Your last application of the cleaning materials or the water jet should be as you step off the deck at the end of the job. That way you are always pushing the dirt and cleaning fluid away from the newly cleaned areas. Makes sense right?
Step Five – The Pressure Washer
The transformation when you start cleaning the deck can be quite uplifting, provided you don’t mess it up.
However, it is also fraught with danger, especially for those of us that enjoy a bit of power. However tough your wood might appear, a powerful power washer can destroy it in seconds. And that gets expensive pretty damn quick.
Always start on a low setting (about 600 psi) and work your way up regarding power. You can always go up, but once the damage is done, going down is not an option. Initially, test things out on a step or other small area.
If you discover the step has been stripped or damaged by the water, it is a little easier to replace than a full length of decking.
Check out our comparison of the best Generac pressure washers.
Be aware that regardless of method chosen, there is always a slight possibility that some of the wood fibers can rise. This can be resolved afterwards relatively easily, so don’t panic, should it happen to you.
- Sounds obvious but for goodness sake when you first squeeze the lever to use the pressure washer, make sure it is pointing into an empty space. This might sound obvious, but numerous broken windows tell a different story.
- Set your tip to be about 40 to 60 degrees. The tip is the angle at which the water is released, so to give you some idea 0 means there is no angle or deflection at all.
- Slowly lower the spray towards the deck until you are about 12” away from the deck surface.
- This next tip is difficult to master but is essential to follow. Try to keep your hand at the same level while applying the water.
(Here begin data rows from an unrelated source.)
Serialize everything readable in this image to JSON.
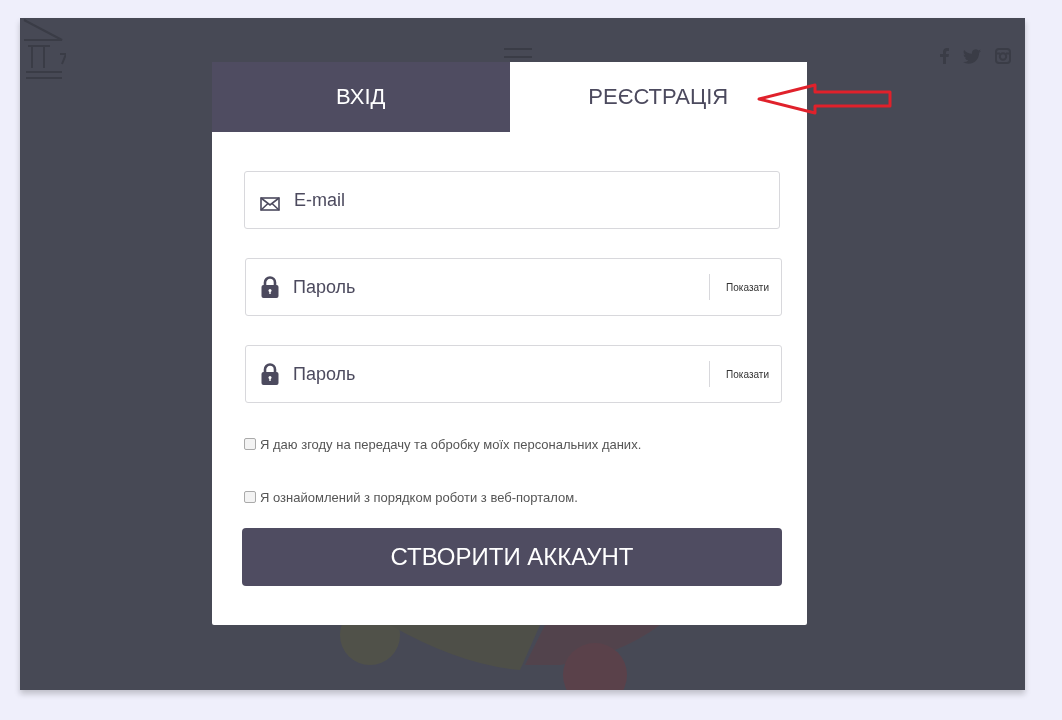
{
  "tabs": [
    {
      "label": "ВХІД",
      "selected": false
    },
    {
      "label": "РЕЄСТРАЦІЯ",
      "selected": true
    }
  ],
  "fields": [
    {
      "kind": "email",
      "placeholder": "E-mail"
    },
    {
      "kind": "password",
      "placeholder": "Пароль",
      "action": "Показати"
    },
    {
      "kind": "password",
      "placeholder": "Пароль",
      "action": "Показати"
    }
  ],
  "checkboxes": [
    {
      "label": "Я даю згоду на передачу та обробку моїх персональних даних.",
      "checked": false
    },
    {
      "label": "Я ознайомлений з порядком роботи з веб-порталом.",
      "checked": false
    }
  ],
  "submit": "СТВОРИТИ АККАУНТ"
}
As people sweep from left to right, they regularly lower or raise their hands. This either applies too much pressure to the wood, causing damage, or not enough which means the deck is left with patches, either option is certainly not desirable.
- Master the art of feathering- This is where you overlap the previous stroke. Rather than have a straight line where one stroke finishes and another starts, feathering prevents this, as well as helping you to dilute the cleaning materials further. This will take a little longer, but the results are well worth the extra effort.
- Corners can be a challenge as obviously there is nowhere for the water to go to. That is why wearing the proper protective material is essential, be prepared for spray to bounce up into your face. As a general rule of thumb, try to work with the grain of the wood, a long sweep into the corner and short sweep out is the best method.
Step Six – Patience
Wood can and will look very different from wet to dry. Give the deck at least 24 hours of drying time before inspecting it again closely.
Then you can see which parts if any you have missed or might require a little extra work. By taking your time, and following these simple steps, your deck will look as good as new, and you can take pride in a job well done.